Illinois also has a statute which specifically permits set-off
of judgments between the same parties. Ill.Rev.Stat. ch. 110, ¶¶
12-176-178. The statute says nothing about claims not reduced to
judgment, and, therefore, implies that no such set-off is
allowed. Moreover, even when a claim is reduced to judgment,
Illinois does not permit attorney's fees to be subject to
set-off. Ill.Rev.Stat. ch. 110, ¶ 12-178(5).
Given the federal cases disapproving of set-off in TILA cases,
the absence of Illinois law allowing such set-offs, and the
existence of an Illinois statute allowing set-offs
only for judgments, we cannot, sitting as a federal court
interpreting state law, find permission for set-off of
unadjudicated claims in Illinois' enforcement procedure.
Moreover, and perhaps most importantly, it would also be
inequitable to permit such a set-off here. While the Bank's claim
was not compulsory, it could have raised its claim as a set-off
to plaintiffs' TILA claim in the course of our adjudication. See
Goldstein Oil Co. v. J.M. Sweeney Oil Co., No. 84 C 8571,
Memorandum Op. at 3 (N.D.Ill. June 14, 1985) (Grady, J.)
(permissive counterclaim need not have independent jurisdictional
basis if asserted only as defensive set-off). The Bank could also
have asserted its claim in state court. Instead, the Bank chose
to take neither opportunity to have its claim adjudicated.

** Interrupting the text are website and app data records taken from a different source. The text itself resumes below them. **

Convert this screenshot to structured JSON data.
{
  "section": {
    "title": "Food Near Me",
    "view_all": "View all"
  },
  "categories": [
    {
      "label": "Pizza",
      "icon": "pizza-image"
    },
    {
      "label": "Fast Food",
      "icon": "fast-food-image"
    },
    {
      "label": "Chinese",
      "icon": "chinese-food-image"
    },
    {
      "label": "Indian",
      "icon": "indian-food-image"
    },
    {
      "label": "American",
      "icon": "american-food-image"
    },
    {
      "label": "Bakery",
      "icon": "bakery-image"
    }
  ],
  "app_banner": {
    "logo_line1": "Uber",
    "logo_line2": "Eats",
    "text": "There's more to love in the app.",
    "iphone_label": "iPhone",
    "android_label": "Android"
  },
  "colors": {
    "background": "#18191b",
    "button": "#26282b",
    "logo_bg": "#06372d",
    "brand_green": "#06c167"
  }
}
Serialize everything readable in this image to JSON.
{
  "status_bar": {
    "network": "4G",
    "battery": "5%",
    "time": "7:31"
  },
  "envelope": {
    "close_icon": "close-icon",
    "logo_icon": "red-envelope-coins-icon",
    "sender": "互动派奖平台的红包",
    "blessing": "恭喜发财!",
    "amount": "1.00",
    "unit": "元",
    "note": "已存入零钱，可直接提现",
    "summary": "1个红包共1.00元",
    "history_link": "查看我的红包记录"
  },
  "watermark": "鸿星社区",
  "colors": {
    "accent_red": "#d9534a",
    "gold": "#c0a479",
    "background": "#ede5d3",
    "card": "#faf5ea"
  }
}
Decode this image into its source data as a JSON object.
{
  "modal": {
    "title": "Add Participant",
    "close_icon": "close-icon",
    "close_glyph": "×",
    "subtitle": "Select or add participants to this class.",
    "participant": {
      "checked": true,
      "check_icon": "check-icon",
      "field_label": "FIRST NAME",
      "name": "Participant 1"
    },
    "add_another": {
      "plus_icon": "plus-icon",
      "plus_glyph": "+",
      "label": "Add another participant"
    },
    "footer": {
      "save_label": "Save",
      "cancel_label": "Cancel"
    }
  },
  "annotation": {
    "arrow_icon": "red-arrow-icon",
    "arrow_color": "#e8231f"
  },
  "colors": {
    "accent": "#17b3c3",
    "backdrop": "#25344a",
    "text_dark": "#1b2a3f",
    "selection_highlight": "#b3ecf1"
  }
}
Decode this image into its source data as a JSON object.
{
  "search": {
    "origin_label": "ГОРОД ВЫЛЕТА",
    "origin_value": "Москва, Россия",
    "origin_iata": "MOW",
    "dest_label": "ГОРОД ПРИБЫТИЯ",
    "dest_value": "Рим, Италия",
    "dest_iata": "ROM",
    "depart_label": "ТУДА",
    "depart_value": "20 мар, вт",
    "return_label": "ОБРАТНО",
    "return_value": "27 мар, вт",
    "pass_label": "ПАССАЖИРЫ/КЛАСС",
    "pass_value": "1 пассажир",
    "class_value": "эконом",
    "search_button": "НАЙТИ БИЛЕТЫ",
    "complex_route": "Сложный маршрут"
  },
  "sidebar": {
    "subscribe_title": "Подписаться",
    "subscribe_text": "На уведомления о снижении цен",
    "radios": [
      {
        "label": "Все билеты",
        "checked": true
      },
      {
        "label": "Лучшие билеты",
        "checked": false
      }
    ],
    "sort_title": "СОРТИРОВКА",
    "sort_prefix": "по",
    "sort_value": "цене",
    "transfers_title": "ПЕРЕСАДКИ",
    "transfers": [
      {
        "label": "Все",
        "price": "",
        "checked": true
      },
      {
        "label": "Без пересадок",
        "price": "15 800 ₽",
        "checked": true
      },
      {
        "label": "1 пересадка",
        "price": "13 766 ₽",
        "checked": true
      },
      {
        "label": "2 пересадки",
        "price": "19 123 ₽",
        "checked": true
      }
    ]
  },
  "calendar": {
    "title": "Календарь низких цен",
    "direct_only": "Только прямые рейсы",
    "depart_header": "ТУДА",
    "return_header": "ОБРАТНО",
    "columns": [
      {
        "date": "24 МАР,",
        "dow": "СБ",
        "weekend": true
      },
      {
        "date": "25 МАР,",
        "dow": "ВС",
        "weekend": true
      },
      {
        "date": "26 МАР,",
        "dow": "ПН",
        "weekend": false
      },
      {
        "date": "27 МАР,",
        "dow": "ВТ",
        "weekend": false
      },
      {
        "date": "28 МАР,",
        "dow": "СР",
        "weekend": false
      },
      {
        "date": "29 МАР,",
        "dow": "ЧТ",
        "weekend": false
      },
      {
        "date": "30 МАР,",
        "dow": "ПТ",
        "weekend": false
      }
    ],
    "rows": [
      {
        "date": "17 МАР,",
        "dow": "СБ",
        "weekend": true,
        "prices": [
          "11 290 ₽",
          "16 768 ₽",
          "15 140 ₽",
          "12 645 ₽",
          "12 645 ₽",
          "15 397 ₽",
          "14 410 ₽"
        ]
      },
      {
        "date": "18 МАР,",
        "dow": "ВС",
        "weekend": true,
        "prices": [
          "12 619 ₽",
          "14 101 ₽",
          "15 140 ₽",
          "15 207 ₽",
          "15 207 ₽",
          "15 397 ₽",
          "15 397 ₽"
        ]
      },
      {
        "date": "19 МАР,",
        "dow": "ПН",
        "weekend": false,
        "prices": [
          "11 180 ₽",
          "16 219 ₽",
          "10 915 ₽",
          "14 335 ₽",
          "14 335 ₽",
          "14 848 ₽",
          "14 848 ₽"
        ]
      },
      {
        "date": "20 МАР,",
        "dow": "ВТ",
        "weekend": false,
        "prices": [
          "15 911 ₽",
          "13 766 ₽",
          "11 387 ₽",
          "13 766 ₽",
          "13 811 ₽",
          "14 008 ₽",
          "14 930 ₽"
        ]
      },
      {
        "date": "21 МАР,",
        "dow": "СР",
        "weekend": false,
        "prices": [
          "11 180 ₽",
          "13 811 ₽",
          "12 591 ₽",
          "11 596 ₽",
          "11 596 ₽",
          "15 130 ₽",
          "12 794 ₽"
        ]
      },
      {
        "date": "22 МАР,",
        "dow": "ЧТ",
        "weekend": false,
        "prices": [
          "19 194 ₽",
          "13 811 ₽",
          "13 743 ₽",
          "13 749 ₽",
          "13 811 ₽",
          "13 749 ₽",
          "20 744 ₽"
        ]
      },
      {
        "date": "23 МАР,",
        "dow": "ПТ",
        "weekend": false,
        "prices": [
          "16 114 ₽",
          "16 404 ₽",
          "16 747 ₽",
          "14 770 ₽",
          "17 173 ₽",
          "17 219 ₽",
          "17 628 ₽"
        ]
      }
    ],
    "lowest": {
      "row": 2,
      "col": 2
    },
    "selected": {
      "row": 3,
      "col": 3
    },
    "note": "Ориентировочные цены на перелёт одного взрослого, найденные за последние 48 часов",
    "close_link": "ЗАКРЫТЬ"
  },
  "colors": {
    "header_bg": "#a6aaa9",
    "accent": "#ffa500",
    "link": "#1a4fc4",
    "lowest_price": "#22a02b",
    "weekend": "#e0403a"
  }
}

Now,
it (and Viking) is asking us to permit a set-off without any
judicial finding that plaintiffs actually owe the Bank any money
under the installment contract. Plaintiffs have not conceded
liability, and we have no idea whether plaintiffs could
successfully raise state defenses to the Bank's claim. See
Valencia, 617 F.2d at 1291 (debt counterclaim "can raise full
range of state law contract issues"). It is true that we have
already ruled on several state law issues, when we denied
plaintiffs' rescission claim in Count III of their TILA claim.
See Olevares, Memorandum Op. at 10. It does not follow, however,
that plaintiffs have exhausted all their defenses, and an
enforcement proceeding is not the forum to make such a
Defendants' motion to quash is denied. A hearing is set for
December 3, 1985, at 9:45 a.m. pursuant to plaintiffs' citation
to discover defendants' assets.